= Beginning of Section =

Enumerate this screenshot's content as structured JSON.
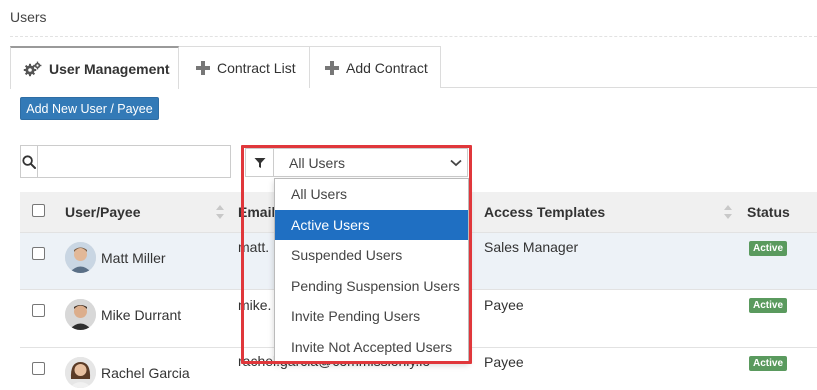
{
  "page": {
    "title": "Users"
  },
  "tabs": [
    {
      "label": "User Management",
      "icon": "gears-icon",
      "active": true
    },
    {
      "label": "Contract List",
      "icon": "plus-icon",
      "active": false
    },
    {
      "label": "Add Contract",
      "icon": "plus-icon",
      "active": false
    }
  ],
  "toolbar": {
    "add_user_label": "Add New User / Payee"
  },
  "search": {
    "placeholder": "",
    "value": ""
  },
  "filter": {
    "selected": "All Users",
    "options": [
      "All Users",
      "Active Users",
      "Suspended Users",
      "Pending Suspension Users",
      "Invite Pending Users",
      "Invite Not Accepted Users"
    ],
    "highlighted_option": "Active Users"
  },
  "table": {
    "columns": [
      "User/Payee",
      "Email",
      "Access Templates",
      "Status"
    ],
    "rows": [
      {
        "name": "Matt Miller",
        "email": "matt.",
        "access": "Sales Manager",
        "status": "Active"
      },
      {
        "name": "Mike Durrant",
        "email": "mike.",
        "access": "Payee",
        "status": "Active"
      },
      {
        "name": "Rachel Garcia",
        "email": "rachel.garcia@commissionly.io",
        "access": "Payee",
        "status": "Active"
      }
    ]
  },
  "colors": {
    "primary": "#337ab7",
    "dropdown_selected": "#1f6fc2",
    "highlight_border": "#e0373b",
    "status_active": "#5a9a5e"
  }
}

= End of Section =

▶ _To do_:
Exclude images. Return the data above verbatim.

▶ _Written answer_:
Enumerate this screenshot's content as structured JSON.
{
  "page": {
    "title": "Users"
  },
  "tabs": [
    {
      "label": "User Management",
      "icon": "gears-icon",
      "active": true
    },
    {
      "label": "Contract List",
      "icon": "plus-icon",
      "active": false
    },
    {
      "label": "Add Contract",
      "icon": "plus-icon",
      "active": false
    }
  ],
  "toolbar": {
    "add_user_label": "Add New User / Payee"
  },
  "search": {
    "placeholder": "",
    "value": ""
  },
  "filter": {
    "selected": "All Users",
    "options": [
      "All Users",
      "Active Users",
      "Suspended Users",
      "Pending Suspension Users",
      "Invite Pending Users",
      "Invite Not Accepted Users"
    ],
    "highlighted_option": "Active Users"
  },
  "table": {
    "columns": [
      "User/Payee",
      "Email",
      "Access Templates",
      "Status"
    ],
    "rows": [
      {
        "name": "Matt Miller",
        "email": "matt.",
        "access": "Sales Manager",
        "status": "Active"
      },
      {
        "name": "Mike Durrant",
        "email": "mike.",
        "access": "Payee",
        "status": "Active"
      },
      {
        "name": "Rachel Garcia",
        "email": "rachel.garcia@commissionly.io",
        "access": "Payee",
        "status": "Active"
      }
    ]
  },
  "colors": {
    "primary": "#337ab7",
    "dropdown_selected": "#1f6fc2",
    "highlight_border": "#e0373b",
    "status_active": "#5a9a5e"
  }
}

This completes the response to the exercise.